He and his supporters measure their success on the size of their rallies and the support they get there. He isn’t trying to speak to the wider electorate or the wider membership of the party. His message is full of broad ideas without specifics and no specifics ever emerge bar the ones that are unworkable. The idea that his investment banks will be covered by taxation and closing loopholes and avoidance schemes sound all nice, but the practicalities and the likely return to the treasury wouldn’t be enough. He announces policy through the Morning star, his chancellor announces policy seemingly on the fly in areas that aren’t in his area of responsibility (just ask Sharon Hodgson about that) and his supporters lap it up. They can’t understand that in the wider public he isn’t as well liked, they can’t see that Labour have consistently been behind in the polls bar a few day in April and when you do challenge them on it they blame the right wing media, the PLP or some vast conspiracy.

One of the most telling things about to day was the concentrations of different groups of people. Momentum members and the unions/SWP/TUSC were the closest to him, then people like myself were next, and the locals many of whom won’t be labour members were out in the fringes. These were the ones who left immediately after he stopped speaking and from the bits of their conversation I heard were the least impressed by his message. And for me this summed up the situation perfectly.

I thought I would be leaving the event feeling angry, however the overriding feeling was one of disappointment. Disappointment that for almost a year we’ve had a different Jeremy than the one we had in the campaign in 2015, while he was full of energy and was a breath of fresh air, the Jeremy of Labour leader has been the opposite, an almost paranoid, ineffective politician who hasn’t been able to meet the demands and duties of leader of the opposition.

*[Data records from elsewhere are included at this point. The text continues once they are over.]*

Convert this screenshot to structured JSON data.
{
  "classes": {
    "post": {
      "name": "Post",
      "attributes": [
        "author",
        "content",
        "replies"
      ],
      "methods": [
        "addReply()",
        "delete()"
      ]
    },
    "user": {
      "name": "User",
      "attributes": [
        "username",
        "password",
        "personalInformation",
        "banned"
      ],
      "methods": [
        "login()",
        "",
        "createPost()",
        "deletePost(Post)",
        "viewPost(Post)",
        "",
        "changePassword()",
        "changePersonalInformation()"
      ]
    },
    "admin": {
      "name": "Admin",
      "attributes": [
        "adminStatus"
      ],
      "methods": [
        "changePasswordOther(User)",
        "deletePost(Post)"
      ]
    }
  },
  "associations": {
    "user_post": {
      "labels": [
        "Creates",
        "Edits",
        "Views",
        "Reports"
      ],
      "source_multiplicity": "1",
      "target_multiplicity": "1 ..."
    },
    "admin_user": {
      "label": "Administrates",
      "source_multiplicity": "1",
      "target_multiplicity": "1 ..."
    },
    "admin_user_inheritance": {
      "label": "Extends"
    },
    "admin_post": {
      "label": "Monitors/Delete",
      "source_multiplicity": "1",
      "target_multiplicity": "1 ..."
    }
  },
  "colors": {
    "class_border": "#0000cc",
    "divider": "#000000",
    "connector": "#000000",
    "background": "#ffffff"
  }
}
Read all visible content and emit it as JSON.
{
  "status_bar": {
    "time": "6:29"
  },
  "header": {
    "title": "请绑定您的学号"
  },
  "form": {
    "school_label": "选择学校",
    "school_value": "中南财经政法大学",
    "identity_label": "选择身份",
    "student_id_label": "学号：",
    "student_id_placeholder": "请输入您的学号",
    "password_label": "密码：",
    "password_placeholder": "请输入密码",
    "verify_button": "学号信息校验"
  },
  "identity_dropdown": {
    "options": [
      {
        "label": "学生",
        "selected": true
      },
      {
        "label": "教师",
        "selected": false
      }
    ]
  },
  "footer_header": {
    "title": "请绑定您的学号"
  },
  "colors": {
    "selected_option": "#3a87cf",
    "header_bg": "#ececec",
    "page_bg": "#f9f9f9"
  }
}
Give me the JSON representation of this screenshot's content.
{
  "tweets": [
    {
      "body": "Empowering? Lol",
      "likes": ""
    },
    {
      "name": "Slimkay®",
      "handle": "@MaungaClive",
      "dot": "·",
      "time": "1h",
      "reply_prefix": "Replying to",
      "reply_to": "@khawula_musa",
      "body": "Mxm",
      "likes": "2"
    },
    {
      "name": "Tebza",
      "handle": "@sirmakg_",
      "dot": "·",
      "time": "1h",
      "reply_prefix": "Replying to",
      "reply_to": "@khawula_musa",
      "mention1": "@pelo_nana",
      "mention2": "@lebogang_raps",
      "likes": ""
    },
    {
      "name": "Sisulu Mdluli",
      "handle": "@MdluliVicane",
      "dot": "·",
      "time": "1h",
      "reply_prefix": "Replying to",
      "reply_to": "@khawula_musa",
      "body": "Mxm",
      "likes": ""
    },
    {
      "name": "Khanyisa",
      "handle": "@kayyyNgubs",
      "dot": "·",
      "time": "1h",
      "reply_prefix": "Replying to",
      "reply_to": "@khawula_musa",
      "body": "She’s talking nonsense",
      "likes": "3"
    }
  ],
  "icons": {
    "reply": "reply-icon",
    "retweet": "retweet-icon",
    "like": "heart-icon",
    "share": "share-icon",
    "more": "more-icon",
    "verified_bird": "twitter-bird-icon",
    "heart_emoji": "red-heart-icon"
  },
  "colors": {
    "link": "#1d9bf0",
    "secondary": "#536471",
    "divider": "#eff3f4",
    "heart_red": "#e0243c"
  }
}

For a brief moment I remembered what made me like him and join in the first place but then as I walked down the street past the charity shops, the pawn shops and the now empty shell of BHS I remembered why he needs to go.  Labour is a union of left-wing movements but they realised long ago that those movements needed proper representation, and needed to be in Government to bring their aims to fruition. Labour is about coming together, to change the country for the better, to make sure that your children have it better than you. That they have the best schools, the best teachers, the best hospitals and the best doctors all free, that they can realise their potential and reach for it. And even if they fall, that there’s something there to catch them. And right now that is simply not going to happen.

As I got home I heard that the appeal by Labour had been successful and that the voting block would stand, this cause a lot of fellow Smith supporters to be happy at this as those supporters were believed to be more for Jeremy than Owen, however like Toby says during that tense conversation with Bartlet:

” There’s an old expression: “Quando dio vuole castigarci ci manda quello che desideriamo.” When the gods wish to punish us, they answer our prayers.”